4. To construct the lattice crust, roll out the top crust to no less than ⅛ inch thick. Using a pastry wheel or knife, quickly cut the top crust into ¾-inch strips. Starting on the left side of the pie, place one of the shorter strips just inside the edge of the pie over the filling. Now take the next strip of dough and place it perpendicular to the first strip and across the top end of the pie. Now the trick is to continue going back and forth, one strip down, one strip across as you move across the pie, leaving about a ¼-inch space between strips so that the blueberry filling shows through. To get a nice weave, you will need to lift the strips that are running under the previous strips (that’s half the strips, or every other strip), and fold them back to the left or top before placing the next strip. Then unfold the strips over the new strip and do the same across the top of the pie. Continue this process until all the pie is covered with lattice.
5. Trim the lattice edges to ¼ inch over the edge of the pie plate. Pick up the overhanging edges, and turn them under all the way around the pie, pressing the ends of each strip of dough onto the rim of the pie pan, or just inside the pie pan if your pan doesn’t have a flat edge. Crimp the edge with a fork or between your fingers to create a seal and a pretty edge.
6. Chill the finished pie in the freezer for 30 minutes before baking. While the pie is chilling, preheat the oven to 400 degrees F (200 degrees C).
7. The pie crust should be firm before going into the oven. (Freezing the pie keeps the dough from melting before it bakes and helps achieve a baked crust on the bottom.) Before baking, brush the top of the pie with milk and sprinkle sugar over the top, if desired.
8. Bake the pie for 20 minutes or until the top of the pie is dry and just starting to color. Reduce the oven temperature to 350 degrees F (175 degrees C) and continue baking for 30 to 40 minutes more, or until the pie is brown and bubbling. The pie should be golden on top, and you should be able to hear or see the juices bubbling in the middle of the pie. It’s OK if some fruit juices bubble out of the pie.

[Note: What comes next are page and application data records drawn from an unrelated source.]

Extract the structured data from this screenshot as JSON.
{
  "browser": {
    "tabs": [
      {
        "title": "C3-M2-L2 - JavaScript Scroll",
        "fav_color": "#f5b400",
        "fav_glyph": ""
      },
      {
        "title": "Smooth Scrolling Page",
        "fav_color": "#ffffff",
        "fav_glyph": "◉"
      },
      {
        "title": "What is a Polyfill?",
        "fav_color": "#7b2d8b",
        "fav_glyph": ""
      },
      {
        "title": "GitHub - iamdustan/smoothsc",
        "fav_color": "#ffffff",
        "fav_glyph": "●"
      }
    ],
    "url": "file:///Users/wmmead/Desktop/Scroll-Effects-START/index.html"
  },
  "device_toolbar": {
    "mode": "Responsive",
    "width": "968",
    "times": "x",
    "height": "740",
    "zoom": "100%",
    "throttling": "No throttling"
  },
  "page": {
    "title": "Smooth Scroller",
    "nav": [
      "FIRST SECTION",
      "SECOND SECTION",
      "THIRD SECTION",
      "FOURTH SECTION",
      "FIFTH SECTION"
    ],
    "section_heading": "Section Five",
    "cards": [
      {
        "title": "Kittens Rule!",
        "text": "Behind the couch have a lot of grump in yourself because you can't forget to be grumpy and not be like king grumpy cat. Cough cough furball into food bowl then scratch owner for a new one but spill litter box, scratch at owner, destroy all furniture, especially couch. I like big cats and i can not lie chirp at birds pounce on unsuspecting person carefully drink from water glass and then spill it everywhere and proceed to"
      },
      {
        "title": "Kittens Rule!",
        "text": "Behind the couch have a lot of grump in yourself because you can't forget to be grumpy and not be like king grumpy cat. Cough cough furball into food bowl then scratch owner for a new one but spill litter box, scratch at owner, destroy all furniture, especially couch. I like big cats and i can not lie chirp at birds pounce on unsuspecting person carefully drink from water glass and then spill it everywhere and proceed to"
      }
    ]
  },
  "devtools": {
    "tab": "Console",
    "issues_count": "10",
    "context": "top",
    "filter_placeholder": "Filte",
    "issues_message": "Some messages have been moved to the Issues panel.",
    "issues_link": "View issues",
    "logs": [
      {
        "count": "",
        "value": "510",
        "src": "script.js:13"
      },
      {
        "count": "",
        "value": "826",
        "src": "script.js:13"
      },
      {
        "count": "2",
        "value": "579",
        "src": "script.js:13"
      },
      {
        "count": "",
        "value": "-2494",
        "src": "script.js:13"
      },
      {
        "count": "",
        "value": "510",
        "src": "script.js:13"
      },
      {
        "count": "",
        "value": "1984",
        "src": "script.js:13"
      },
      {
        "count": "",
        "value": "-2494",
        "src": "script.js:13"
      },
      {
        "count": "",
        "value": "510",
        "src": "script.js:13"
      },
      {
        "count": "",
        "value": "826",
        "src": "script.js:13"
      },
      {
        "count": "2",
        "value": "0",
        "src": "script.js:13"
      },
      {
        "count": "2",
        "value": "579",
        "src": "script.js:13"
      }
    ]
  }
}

9. It’s especially important to cool a berry pie to room temperature before serving. A little vanilla ice cream doesn’t hurt either.